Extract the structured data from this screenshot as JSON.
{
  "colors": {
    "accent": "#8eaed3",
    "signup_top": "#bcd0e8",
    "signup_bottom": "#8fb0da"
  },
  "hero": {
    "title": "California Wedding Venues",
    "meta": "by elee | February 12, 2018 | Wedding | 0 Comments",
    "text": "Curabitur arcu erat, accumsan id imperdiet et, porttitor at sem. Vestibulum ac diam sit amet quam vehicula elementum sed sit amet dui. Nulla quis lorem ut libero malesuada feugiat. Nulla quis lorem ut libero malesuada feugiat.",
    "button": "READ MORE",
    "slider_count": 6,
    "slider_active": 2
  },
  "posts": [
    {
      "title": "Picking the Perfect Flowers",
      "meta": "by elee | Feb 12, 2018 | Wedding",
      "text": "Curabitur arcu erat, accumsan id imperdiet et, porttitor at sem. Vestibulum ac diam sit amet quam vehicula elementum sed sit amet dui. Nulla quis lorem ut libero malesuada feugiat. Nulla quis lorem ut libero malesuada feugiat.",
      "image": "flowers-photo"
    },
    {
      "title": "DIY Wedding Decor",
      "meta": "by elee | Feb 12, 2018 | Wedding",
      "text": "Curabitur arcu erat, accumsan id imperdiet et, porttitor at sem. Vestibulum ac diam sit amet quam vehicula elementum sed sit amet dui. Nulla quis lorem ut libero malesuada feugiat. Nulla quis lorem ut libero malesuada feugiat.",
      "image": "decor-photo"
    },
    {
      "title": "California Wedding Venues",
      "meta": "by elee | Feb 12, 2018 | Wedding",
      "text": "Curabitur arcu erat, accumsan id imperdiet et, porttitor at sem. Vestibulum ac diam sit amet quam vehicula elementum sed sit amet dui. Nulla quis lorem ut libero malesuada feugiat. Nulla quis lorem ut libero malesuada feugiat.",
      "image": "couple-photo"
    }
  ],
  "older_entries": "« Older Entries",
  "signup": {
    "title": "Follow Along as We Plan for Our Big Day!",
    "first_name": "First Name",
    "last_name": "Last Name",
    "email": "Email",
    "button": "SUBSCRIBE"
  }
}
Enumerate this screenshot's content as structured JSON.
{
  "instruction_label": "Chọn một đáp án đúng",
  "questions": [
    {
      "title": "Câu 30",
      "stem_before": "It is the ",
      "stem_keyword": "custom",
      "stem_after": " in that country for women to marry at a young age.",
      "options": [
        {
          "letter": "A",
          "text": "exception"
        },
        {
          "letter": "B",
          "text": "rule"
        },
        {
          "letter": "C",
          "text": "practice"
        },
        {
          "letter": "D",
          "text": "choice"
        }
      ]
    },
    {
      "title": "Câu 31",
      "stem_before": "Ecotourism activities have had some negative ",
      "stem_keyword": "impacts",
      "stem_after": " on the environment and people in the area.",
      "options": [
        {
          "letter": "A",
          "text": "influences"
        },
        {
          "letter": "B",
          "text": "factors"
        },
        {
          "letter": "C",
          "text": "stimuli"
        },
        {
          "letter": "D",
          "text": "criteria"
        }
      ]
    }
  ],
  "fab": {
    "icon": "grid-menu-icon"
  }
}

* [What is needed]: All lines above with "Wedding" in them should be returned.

* [Result of this exercise]:
    "title": "California Wedding Venues",
    "meta": "by elee | February 12, 2018 | Wedding | 0 Comments",
      "meta": "by elee | Feb 12, 2018 | Wedding",
      "title": "DIY Wedding Decor",
      "meta": "by elee | Feb 12, 2018 | Wedding",
      "title": "California Wedding Venues",
      "meta": "by elee | Feb 12, 2018 | Wedding",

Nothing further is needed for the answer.